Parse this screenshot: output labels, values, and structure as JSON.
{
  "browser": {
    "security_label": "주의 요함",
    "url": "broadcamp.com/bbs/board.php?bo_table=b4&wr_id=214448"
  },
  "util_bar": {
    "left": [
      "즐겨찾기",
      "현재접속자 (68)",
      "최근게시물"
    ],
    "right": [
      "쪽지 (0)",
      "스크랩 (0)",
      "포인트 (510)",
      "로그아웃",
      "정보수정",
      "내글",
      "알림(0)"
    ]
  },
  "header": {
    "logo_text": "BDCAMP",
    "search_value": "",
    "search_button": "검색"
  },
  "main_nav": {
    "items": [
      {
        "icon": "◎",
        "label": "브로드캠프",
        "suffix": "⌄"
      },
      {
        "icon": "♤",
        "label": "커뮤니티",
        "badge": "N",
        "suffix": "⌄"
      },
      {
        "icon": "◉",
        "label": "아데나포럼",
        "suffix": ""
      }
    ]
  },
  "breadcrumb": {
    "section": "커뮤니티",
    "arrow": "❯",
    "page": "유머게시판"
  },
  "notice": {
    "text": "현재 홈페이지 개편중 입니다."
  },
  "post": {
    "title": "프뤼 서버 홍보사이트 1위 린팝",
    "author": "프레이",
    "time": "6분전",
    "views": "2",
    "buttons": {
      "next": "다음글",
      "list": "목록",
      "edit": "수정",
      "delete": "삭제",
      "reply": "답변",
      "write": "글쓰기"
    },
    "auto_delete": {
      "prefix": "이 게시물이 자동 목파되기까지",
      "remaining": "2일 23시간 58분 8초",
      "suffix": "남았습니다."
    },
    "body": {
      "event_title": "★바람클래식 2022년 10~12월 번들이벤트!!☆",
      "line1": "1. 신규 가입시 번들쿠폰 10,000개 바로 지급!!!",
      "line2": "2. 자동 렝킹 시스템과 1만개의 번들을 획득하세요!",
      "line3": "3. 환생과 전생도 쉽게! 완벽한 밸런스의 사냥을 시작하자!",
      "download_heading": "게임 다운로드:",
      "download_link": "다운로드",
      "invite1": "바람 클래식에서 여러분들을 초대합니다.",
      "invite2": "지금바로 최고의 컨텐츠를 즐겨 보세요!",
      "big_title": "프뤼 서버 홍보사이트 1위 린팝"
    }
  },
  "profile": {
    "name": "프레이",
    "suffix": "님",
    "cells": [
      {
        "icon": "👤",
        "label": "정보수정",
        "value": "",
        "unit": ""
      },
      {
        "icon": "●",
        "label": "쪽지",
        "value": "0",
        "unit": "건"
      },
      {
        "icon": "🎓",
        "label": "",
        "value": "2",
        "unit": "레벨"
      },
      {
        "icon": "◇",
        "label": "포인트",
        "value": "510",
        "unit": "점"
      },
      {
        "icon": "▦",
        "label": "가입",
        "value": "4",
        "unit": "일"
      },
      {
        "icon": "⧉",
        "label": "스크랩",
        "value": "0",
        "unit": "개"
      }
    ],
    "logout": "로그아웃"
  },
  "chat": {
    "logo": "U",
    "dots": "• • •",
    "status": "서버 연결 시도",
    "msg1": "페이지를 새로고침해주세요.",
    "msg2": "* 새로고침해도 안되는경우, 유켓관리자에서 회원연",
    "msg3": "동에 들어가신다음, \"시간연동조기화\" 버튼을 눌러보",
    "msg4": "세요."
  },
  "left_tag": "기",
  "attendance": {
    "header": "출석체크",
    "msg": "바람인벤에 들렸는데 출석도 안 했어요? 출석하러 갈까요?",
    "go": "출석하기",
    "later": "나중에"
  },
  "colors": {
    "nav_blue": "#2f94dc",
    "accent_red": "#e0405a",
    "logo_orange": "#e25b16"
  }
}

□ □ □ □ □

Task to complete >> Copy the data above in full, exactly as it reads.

Expected answer >>
Parse this screenshot: output labels, values, and structure as JSON.
{
  "browser": {
    "security_label": "주의 요함",
    "url": "broadcamp.com/bbs/board.php?bo_table=b4&wr_id=214448"
  },
  "util_bar": {
    "left": [
      "즐겨찾기",
      "현재접속자 (68)",
      "최근게시물"
    ],
    "right": [
      "쪽지 (0)",
      "스크랩 (0)",
      "포인트 (510)",
      "로그아웃",
      "정보수정",
      "내글",
      "알림(0)"
    ]
  },
  "header": {
    "logo_text": "BDCAMP",
    "search_value": "",
    "search_button": "검색"
  },
  "main_nav": {
    "items": [
      {
        "icon": "◎",
        "label": "브로드캠프",
        "suffix": "⌄"
      },
      {
        "icon": "♤",
        "label": "커뮤니티",
        "badge": "N",
        "suffix": "⌄"
      },
      {
        "icon": "◉",
        "label": "아데나포럼",
        "suffix": ""
      }
    ]
  },
  "breadcrumb": {
    "section": "커뮤니티",
    "arrow": "❯",
    "page": "유머게시판"
  },
  "notice": {
    "text": "현재 홈페이지 개편중 입니다."
  },
  "post": {
    "title": "프뤼 서버 홍보사이트 1위 린팝",
    "author": "프레이",
    "time": "6분전",
    "views": "2",
    "buttons": {
      "next": "다음글",
      "list": "목록",
      "edit": "수정",
      "delete": "삭제",
      "reply": "답변",
      "write": "글쓰기"
    },
    "auto_delete": {
      "prefix": "이 게시물이 자동 목파되기까지",
      "remaining": "2일 23시간 58분 8초",
      "suffix": "남았습니다."
    },
    "body": {
      "event_title": "★바람클래식 2022년 10~12월 번들이벤트!!☆",
      "line1": "1. 신규 가입시 번들쿠폰 10,000개 바로 지급!!!",
      "line2": "2. 자동 렝킹 시스템과 1만개의 번들을 획득하세요!",
      "line3": "3. 환생과 전생도 쉽게! 완벽한 밸런스의 사냥을 시작하자!",
      "download_heading": "게임 다운로드:",
      "download_link": "다운로드",
      "invite1": "바람 클래식에서 여러분들을 초대합니다.",
      "invite2": "지금바로 최고의 컨텐츠를 즐겨 보세요!",
      "big_title": "프뤼 서버 홍보사이트 1위 린팝"
    }
  },
  "profile": {
    "name": "프레이",
    "suffix": "님",
    "cells": [
      {
        "icon": "👤",
        "label": "정보수정",
        "value": "",
        "unit": ""
      },
      {
        "icon": "●",
        "label": "쪽지",
        "value": "0",
        "unit": "건"
      },
      {
        "icon": "🎓",
        "label": "",
        "value": "2",
        "unit": "레벨"
      },
      {
        "icon": "◇",
        "label": "포인트",
        "value": "510",
        "unit": "점"
      },
      {
        "icon": "▦",
        "label": "가입",
        "value": "4",
        "unit": "일"
      },
      {
        "icon": "⧉",
        "label": "스크랩",
        "value": "0",
        "unit": "개"
      }
    ],
    "logout": "로그아웃"
  },
  "chat": {
    "logo": "U",
    "dots": "• • •",
    "status": "서버 연결 시도",
    "msg1": "페이지를 새로고침해주세요.",
    "msg2": "* 새로고침해도 안되는경우, 유켓관리자에서 회원연",
    "msg3": "동에 들어가신다음, \"시간연동조기화\" 버튼을 눌러보",
    "msg4": "세요."
  },
  "left_tag": "기",
  "attendance": {
    "header": "출석체크",
    "msg": "바람인벤에 들렸는데 출석도 안 했어요? 출석하러 갈까요?",
    "go": "출석하기",
    "later": "나중에"
  },
  "colors": {
    "nav_blue": "#2f94dc",
    "accent_red": "#e0405a",
    "logo_orange": "#e25b16"
  }
}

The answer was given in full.